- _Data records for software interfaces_
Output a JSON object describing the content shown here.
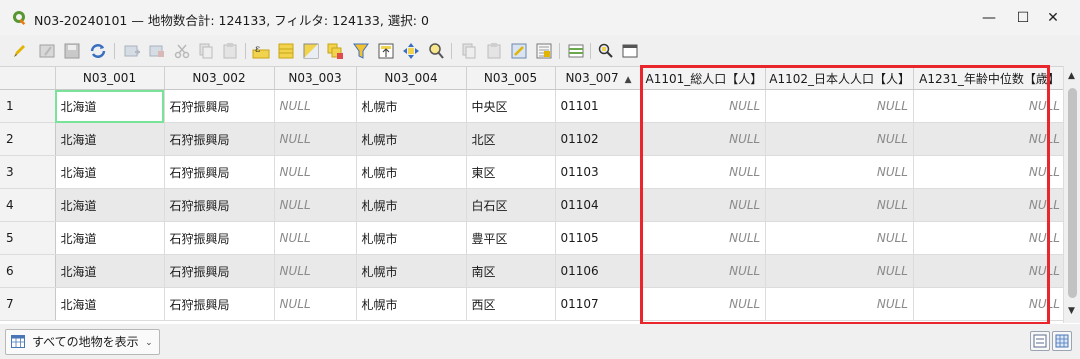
{
  "window": {
    "title": "N03-20240101 — 地物数合計: 124133, フィルタ: 124133, 選択: 0",
    "minimize_glyph": "—",
    "maximize_glyph": "☐",
    "close_glyph": "✕"
  },
  "toolbar": {
    "icons": [
      "pencil-icon",
      "multi-edit-icon",
      "save-edits-icon",
      "reload-icon",
      "add-feature-icon",
      "delete-feature-icon",
      "cut-icon",
      "copy-icon",
      "paste-icon",
      "expression-select-icon",
      "select-all-icon",
      "invert-selection-icon",
      "deselect-icon",
      "filter-selection-icon",
      "move-selection-top-icon",
      "pan-to-selection-icon",
      "zoom-to-selection-icon",
      "copy-rows-icon",
      "paste-rows-icon",
      "new-field-icon",
      "delete-field-icon",
      "field-calculator-icon",
      "conditional-formatting-icon",
      "actions-icon",
      "dock-icon"
    ]
  },
  "table": {
    "columns": [
      "N03_001",
      "N03_002",
      "N03_003",
      "N03_004",
      "N03_005",
      "N03_007",
      "A1101_総人口【人】",
      "A1102_日本人人口【人】",
      "A1231_年齢中位数【歳】"
    ],
    "rows": [
      {
        "id": "1",
        "N03_001": "北海道",
        "N03_002": "石狩振興局",
        "N03_003": "NULL",
        "N03_004": "札幌市",
        "N03_005": "中央区",
        "N03_007": "01101",
        "A1101": "NULL",
        "A1102": "NULL",
        "A1231": "NULL"
      },
      {
        "id": "2",
        "N03_001": "北海道",
        "N03_002": "石狩振興局",
        "N03_003": "NULL",
        "N03_004": "札幌市",
        "N03_005": "北区",
        "N03_007": "01102",
        "A1101": "NULL",
        "A1102": "NULL",
        "A1231": "NULL"
      },
      {
        "id": "3",
        "N03_001": "北海道",
        "N03_002": "石狩振興局",
        "N03_003": "NULL",
        "N03_004": "札幌市",
        "N03_005": "東区",
        "N03_007": "01103",
        "A1101": "NULL",
        "A1102": "NULL",
        "A1231": "NULL"
      },
      {
        "id": "4",
        "N03_001": "北海道",
        "N03_002": "石狩振興局",
        "N03_003": "NULL",
        "N03_004": "札幌市",
        "N03_005": "白石区",
        "N03_007": "01104",
        "A1101": "NULL",
        "A1102": "NULL",
        "A1231": "NULL"
      },
      {
        "id": "5",
        "N03_001": "北海道",
        "N03_002": "石狩振興局",
        "N03_003": "NULL",
        "N03_004": "札幌市",
        "N03_005": "豊平区",
        "N03_007": "01105",
        "A1101": "NULL",
        "A1102": "NULL",
        "A1231": "NULL"
      },
      {
        "id": "6",
        "N03_001": "北海道",
        "N03_002": "石狩振興局",
        "N03_003": "NULL",
        "N03_004": "札幌市",
        "N03_005": "南区",
        "N03_007": "01106",
        "A1101": "NULL",
        "A1102": "NULL",
        "A1231": "NULL"
      },
      {
        "id": "7",
        "N03_001": "北海道",
        "N03_002": "石狩振興局",
        "N03_003": "NULL",
        "N03_004": "札幌市",
        "N03_005": "西区",
        "N03_007": "01107",
        "A1101": "NULL",
        "A1102": "NULL",
        "A1231": "NULL"
      }
    ]
  },
  "bottombar": {
    "filter_label": "すべての地物を表示"
  },
  "colors": {
    "highlight": "#e8262b",
    "selected_cell_outline": "#7be29a",
    "alt_row": "#e9e9e9"
  }
}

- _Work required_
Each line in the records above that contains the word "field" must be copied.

- _Solution to the problem_
      "new-field-icon",
      "delete-field-icon",
      "field-calculator-icon",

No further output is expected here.